Mulvaney instantly delayed the rule that is payday and under Kraninger in February 2019, CFPB gutted it, proposing to get rid of the ability-to-repay standard and every little thing else in there. Nonetheless, in a declaration associated the proposition, Kraninger did clearly single away her commitment from what Hodges described as “the re re payment piece. ” She penned that the notice of proposed rulemaking would not “reconsider the conditions associated with 2017 rule that is final re re payments. ”
Those re payment provisions need lenders to obtain written notice before generally making a withdrawal from a borrower’s banking account for the time that is first. It could additionally prevent lenders from trying to withdraw funds after two attempts that are previous. The way that is only withdrawal would “fail” is when the debtor had inadequate funds. This provision had been built to stop fees that are excessive daily tries to withdraw, both late charges from the payday loan provider and overdraft charges through the bank.
Beneath the guideline, a debtor will have to signal a notice authorizing the lender to withdraw through the account after those two consecutive problems. “If I became smart, i might just sign that when there clearly was profit here, ” says Linda Jun, an insurance plan counsel with Americans for Financial Reform, a regulatory and customer security coalition. “Aside from getting charged more for a negative stability, banks close bank records over these items, you can lose usage of banking completely. ”
Use of bank records is standard for payday lending, and lenders don’t like limitations that deny them fees that are additional. So in December 2018, Mike Hodges and Advance Financial filed a unique formal petition, asking the CFPB to reconsider the payment conditions. This really is appropriate underneath the Administrative treatments Act, but seldom carried out by industry to inquire about for the guideline change. Such things usually are held behind the scenes, rather than in a general public letter.
Specifically, Hodges requested that CFPB exclude debit cards through the re re payment restrictions. Hodges’s argument was that rejected debit card payments don’t incur overdraft charges, so borrowers would currently be safe from such harms.
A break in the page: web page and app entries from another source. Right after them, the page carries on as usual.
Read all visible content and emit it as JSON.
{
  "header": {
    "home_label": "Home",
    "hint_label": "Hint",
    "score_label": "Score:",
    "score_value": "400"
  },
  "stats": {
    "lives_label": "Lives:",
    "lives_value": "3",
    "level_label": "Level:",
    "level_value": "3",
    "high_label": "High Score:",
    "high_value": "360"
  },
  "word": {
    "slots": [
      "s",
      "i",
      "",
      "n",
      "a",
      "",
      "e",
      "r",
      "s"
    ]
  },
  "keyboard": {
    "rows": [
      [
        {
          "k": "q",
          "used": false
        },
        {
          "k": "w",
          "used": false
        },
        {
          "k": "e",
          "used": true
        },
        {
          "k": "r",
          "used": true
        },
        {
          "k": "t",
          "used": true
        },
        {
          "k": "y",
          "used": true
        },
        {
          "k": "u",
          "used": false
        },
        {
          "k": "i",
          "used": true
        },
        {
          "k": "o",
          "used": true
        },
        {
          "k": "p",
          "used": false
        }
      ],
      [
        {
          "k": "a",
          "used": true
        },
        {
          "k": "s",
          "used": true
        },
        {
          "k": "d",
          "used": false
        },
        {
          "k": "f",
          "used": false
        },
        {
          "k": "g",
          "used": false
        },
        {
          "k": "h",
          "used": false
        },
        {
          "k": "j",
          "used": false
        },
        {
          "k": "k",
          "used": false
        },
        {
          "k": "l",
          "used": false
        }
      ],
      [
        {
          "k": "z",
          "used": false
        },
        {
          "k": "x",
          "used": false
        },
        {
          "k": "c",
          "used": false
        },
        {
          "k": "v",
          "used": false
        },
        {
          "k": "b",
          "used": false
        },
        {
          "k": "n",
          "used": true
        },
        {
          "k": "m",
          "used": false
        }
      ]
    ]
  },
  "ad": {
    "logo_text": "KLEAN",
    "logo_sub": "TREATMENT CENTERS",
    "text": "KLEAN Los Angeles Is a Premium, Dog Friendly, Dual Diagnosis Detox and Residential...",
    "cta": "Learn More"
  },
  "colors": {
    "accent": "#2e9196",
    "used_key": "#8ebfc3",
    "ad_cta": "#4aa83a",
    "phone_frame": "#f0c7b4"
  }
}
A small-business panel, which under rulemaking procedures needed to be consulted, had suggested debit that is excluding deals, while the petition intimated that CFPB would start it self as much as “legal risk” if they didn’t agree.
The usage of a petition to demand a rule essentially modification ended up being unknown to CFPB watchers. “In my time considering CFPB problems, i’ve maybe maybe not seen that before, ” says Derek Martin, a manager at Allied Progress. “I have never heard it brought through to other dilemmas. ”
Kraninger had this petition at your fingertips for months by 2019, when CFPB stated explicitly they wouldn’t be changing the payment provisions february. 30 days later, in a federal court filing throughout the entire payday rule, CFPB continued to mention that “it hasn’t determined that further action is warranted” regarding the re re payment conditions.